• **Your instructions**
Return every record below exactly as written, but leave out the pictures.

___ Records for this exercise ___

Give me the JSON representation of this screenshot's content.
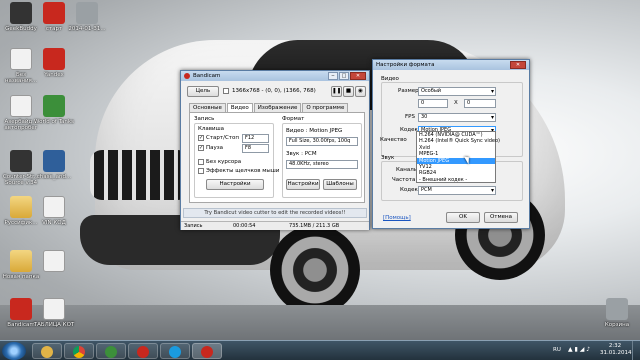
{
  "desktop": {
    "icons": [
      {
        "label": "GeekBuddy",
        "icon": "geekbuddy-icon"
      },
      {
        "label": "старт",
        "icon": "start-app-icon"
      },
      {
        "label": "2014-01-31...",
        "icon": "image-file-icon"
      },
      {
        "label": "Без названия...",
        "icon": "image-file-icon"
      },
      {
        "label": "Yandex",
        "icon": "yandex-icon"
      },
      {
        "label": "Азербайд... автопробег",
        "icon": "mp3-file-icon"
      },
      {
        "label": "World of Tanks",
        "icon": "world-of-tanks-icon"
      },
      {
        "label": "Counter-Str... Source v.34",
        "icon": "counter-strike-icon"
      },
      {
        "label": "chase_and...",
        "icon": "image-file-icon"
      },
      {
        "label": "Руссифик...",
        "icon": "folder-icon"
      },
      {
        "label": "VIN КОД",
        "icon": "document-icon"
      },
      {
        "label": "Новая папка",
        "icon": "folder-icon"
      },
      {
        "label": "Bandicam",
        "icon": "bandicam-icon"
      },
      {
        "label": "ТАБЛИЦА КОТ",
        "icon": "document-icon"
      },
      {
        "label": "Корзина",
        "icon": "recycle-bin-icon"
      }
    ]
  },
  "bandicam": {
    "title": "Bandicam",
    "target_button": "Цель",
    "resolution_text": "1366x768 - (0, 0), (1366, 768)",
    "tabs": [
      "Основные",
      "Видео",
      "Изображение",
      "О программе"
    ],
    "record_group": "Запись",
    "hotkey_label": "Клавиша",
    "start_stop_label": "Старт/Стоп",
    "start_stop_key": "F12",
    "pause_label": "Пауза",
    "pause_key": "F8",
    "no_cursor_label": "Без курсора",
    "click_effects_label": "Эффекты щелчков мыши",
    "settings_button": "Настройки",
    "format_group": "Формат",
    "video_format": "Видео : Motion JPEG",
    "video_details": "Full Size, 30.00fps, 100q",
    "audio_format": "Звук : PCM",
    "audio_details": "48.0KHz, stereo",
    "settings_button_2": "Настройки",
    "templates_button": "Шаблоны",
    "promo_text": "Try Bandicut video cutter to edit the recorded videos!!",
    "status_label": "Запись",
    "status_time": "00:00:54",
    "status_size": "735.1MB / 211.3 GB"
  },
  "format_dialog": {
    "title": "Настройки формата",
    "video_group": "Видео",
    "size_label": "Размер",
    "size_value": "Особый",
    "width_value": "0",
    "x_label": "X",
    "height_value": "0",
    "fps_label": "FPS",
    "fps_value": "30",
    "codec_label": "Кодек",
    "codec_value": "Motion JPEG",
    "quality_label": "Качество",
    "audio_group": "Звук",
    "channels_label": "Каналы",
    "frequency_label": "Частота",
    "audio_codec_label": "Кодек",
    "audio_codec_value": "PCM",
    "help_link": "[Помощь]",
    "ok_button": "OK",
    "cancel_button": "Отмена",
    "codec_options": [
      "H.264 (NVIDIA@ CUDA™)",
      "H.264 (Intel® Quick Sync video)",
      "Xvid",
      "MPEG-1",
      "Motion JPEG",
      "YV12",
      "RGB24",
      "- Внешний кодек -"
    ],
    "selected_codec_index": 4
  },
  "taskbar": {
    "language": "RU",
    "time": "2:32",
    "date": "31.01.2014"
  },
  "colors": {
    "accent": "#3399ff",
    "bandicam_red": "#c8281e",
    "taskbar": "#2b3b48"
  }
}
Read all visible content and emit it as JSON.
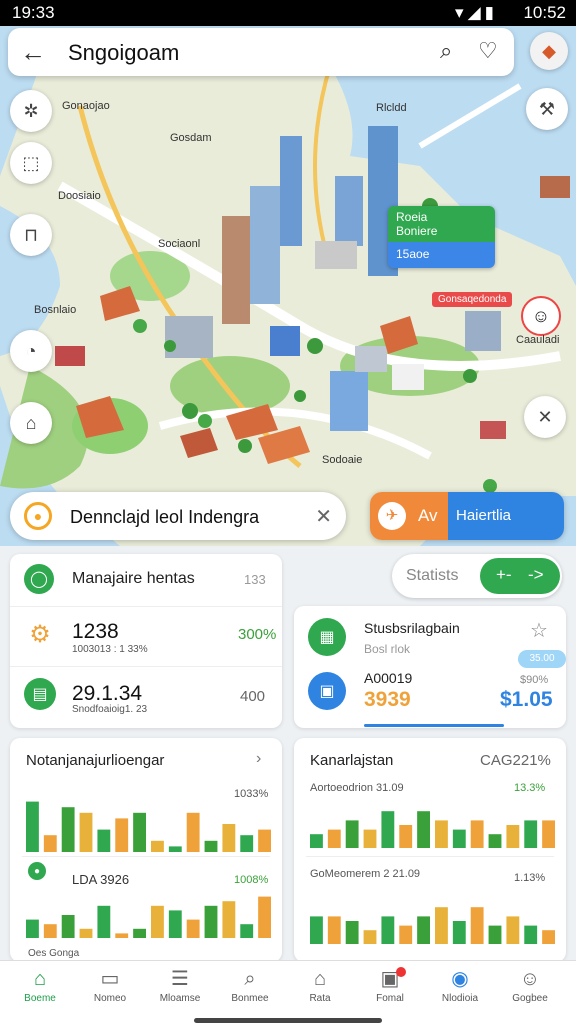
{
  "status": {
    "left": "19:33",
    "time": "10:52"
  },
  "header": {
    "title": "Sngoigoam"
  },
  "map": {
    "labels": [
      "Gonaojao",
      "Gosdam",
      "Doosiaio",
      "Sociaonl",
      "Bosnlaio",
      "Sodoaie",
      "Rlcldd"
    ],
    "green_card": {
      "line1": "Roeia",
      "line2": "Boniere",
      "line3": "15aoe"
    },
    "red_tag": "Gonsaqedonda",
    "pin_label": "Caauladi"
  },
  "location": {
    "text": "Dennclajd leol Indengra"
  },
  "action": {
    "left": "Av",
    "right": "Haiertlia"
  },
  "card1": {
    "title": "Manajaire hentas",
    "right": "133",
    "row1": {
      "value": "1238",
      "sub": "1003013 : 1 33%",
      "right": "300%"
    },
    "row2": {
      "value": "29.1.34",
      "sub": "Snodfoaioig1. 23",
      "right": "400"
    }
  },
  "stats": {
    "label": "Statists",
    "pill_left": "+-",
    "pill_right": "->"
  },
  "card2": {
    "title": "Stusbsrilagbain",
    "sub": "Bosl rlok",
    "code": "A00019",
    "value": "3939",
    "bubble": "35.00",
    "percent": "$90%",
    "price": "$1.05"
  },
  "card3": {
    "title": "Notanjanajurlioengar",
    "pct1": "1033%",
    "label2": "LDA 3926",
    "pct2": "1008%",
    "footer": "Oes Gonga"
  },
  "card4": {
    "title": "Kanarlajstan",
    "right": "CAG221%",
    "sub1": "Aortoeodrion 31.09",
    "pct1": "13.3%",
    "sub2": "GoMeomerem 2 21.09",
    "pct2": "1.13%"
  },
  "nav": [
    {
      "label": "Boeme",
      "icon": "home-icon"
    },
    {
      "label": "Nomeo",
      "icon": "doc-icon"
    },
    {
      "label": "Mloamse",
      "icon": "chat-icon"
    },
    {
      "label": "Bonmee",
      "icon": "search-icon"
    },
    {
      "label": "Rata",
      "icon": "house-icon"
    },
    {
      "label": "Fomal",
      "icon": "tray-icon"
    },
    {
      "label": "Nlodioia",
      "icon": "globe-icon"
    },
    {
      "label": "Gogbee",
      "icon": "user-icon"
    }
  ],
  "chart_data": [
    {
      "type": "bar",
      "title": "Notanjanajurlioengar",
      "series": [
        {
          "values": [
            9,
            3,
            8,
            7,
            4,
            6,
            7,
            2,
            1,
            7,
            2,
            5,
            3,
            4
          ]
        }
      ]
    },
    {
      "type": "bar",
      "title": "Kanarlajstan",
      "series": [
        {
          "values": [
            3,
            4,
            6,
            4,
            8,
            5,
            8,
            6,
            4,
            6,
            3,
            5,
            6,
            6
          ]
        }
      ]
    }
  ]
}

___

• **Answer to the exercise**
Give me the JSON representation of this screenshot's content.
{
  "desktop": {
    "icons": [
      {
        "label": "GeekBuddy",
        "icon": "geekbuddy-icon"
      },
      {
        "label": "старт",
        "icon": "start-app-icon"
      },
      {
        "label": "2014-01-31...",
        "icon": "image-file-icon"
      },
      {
        "label": "Без названия...",
        "icon": "image-file-icon"
      },
      {
        "label": "Yandex",
        "icon": "yandex-icon"
      },
      {
        "label": "Азербайд... автопробег",
        "icon": "mp3-file-icon"
      },
      {
        "label": "World of Tanks",
        "icon": "world-of-tanks-icon"
      },
      {
        "label": "Counter-Str... Source v.34",
        "icon": "counter-strike-icon"
      },
      {
        "label": "chase_and...",
        "icon": "image-file-icon"
      },
      {
        "label": "Руссифик...",
        "icon": "folder-icon"
      },
      {
        "label": "VIN КОД",
        "icon": "document-icon"
      },
      {
        "label": "Новая папка",
        "icon": "folder-icon"
      },
      {
        "label": "Bandicam",
        "icon": "bandicam-icon"
      },
      {
        "label": "ТАБЛИЦА КОТ",
        "icon": "document-icon"
      },
      {
        "label": "Корзина",
        "icon": "recycle-bin-icon"
      }
    ]
  },
  "bandicam": {
    "title": "Bandicam",
    "target_button": "Цель",
    "resolution_text": "1366x768 - (0, 0), (1366, 768)",
    "tabs": [
      "Основные",
      "Видео",
      "Изображение",
      "О программе"
    ],
    "record_group": "Запись",
    "hotkey_label": "Клавиша",
    "start_stop_label": "Старт/Стоп",
    "start_stop_key": "F12",
    "pause_label": "Пауза",
    "pause_key": "F8",
    "no_cursor_label": "Без курсора",
    "click_effects_label": "Эффекты щелчков мыши",
    "settings_button": "Настройки",
    "format_group": "Формат",
    "video_format": "Видео : Motion JPEG",
    "video_details": "Full Size, 30.00fps, 100q",
    "audio_format": "Звук : PCM",
    "audio_details": "48.0KHz, stereo",
    "settings_button_2": "Настройки",
    "templates_button": "Шаблоны",
    "promo_text": "Try Bandicut video cutter to edit the recorded videos!!",
    "status_label": "Запись",
    "status_time": "00:00:54",
    "status_size": "735.1MB / 211.3 GB"
  },
  "format_dialog": {
    "title": "Настройки формата",
    "video_group": "Видео",
    "size_label": "Размер",
    "size_value": "Особый",
    "width_value": "0",
    "x_label": "X",
    "height_value": "0",
    "fps_label": "FPS",
    "fps_value": "30",
    "codec_label": "Кодек",
    "codec_value": "Motion JPEG",
    "quality_label": "Качество",
    "audio_group": "Звук",
    "channels_label": "Каналы",
    "frequency_label": "Частота",
    "audio_codec_label": "Кодек",
    "audio_codec_value": "PCM",
    "help_link": "[Помощь]",
    "ok_button": "OK",
    "cancel_button": "Отмена",
    "codec_options": [
      "H.264 (NVIDIA@ CUDA™)",
      "H.264 (Intel® Quick Sync video)",
      "Xvid",
      "MPEG-1",
      "Motion JPEG",
      "YV12",
      "RGB24",
      "- Внешний кодек -"
    ],
    "selected_codec_index": 4
  },
  "taskbar": {
    "language": "RU",
    "time": "2:32",
    "date": "31.01.2014"
  },
  "colors": {
    "accent": "#3399ff",
    "bandicam_red": "#c8281e",
    "taskbar": "#2b3b48"
  }
}
Read all visible content and emit it as JSON.
{
  "status": {
    "left": "19:33",
    "time": "10:52"
  },
  "header": {
    "title": "Sngoigoam"
  },
  "map": {
    "labels": [
      "Gonaojao",
      "Gosdam",
      "Doosiaio",
      "Sociaonl",
      "Bosnlaio",
      "Sodoaie",
      "Rlcldd"
    ],
    "green_card": {
      "line1": "Roeia",
      "line2": "Boniere",
      "line3": "15aoe"
    },
    "red_tag": "Gonsaqedonda",
    "pin_label": "Caauladi"
  },
  "location": {
    "text": "Dennclajd leol Indengra"
  },
  "action": {
    "left": "Av",
    "right": "Haiertlia"
  },
  "card1": {
    "title": "Manajaire hentas",
    "right": "133",
    "row1": {
      "value": "1238",
      "sub": "1003013 : 1 33%",
      "right": "300%"
    },
    "row2": {
      "value": "29.1.34",
      "sub": "Snodfoaioig1. 23",
      "right": "400"
    }
  },
  "stats": {
    "label": "Statists",
    "pill_left": "+-",
    "pill_right": "->"
  },
  "card2": {
    "title": "Stusbsrilagbain",
    "sub": "Bosl rlok",
    "code": "A00019",
    "value": "3939",
    "bubble": "35.00",
    "percent": "$90%",
    "price": "$1.05"
  },
  "card3": {
    "title": "Notanjanajurlioengar",
    "pct1": "1033%",
    "label2": "LDA 3926",
    "pct2": "1008%",
    "footer": "Oes Gonga"
  },
  "card4": {
    "title": "Kanarlajstan",
    "right": "CAG221%",
    "sub1": "Aortoeodrion 31.09",
    "pct1": "13.3%",
    "sub2": "GoMeomerem 2 21.09",
    "pct2": "1.13%"
  },
  "nav": [
    {
      "label": "Boeme",
      "icon": "home-icon"
    },
    {
      "label": "Nomeo",
      "icon": "doc-icon"
    },
    {
      "label": "Mloamse",
      "icon": "chat-icon"
    },
    {
      "label": "Bonmee",
      "icon": "search-icon"
    },
    {
      "label": "Rata",
      "icon": "house-icon"
    },
    {
      "label": "Fomal",
      "icon": "tray-icon"
    },
    {
      "label": "Nlodioia",
      "icon": "globe-icon"
    },
    {
      "label": "Gogbee",
      "icon": "user-icon"
    }
  ],
  "chart_data": [
    {
      "type": "bar",
      "title": "Notanjanajurlioengar",
      "series": [
        {
          "values": [
            9,
            3,
            8,
            7,
            4,
            6,
            7,
            2,
            1,
            7,
            2,
            5,
            3,
            4
          ]
        }
      ]
    },
    {
      "type": "bar",
      "title": "Kanarlajstan",
      "series": [
        {
          "values": [
            3,
            4,
            6,
            4,
            8,
            5,
            8,
            6,
            4,
            6,
            3,
            5,
            6,
            6
          ]
        }
      ]
    }
  ]
}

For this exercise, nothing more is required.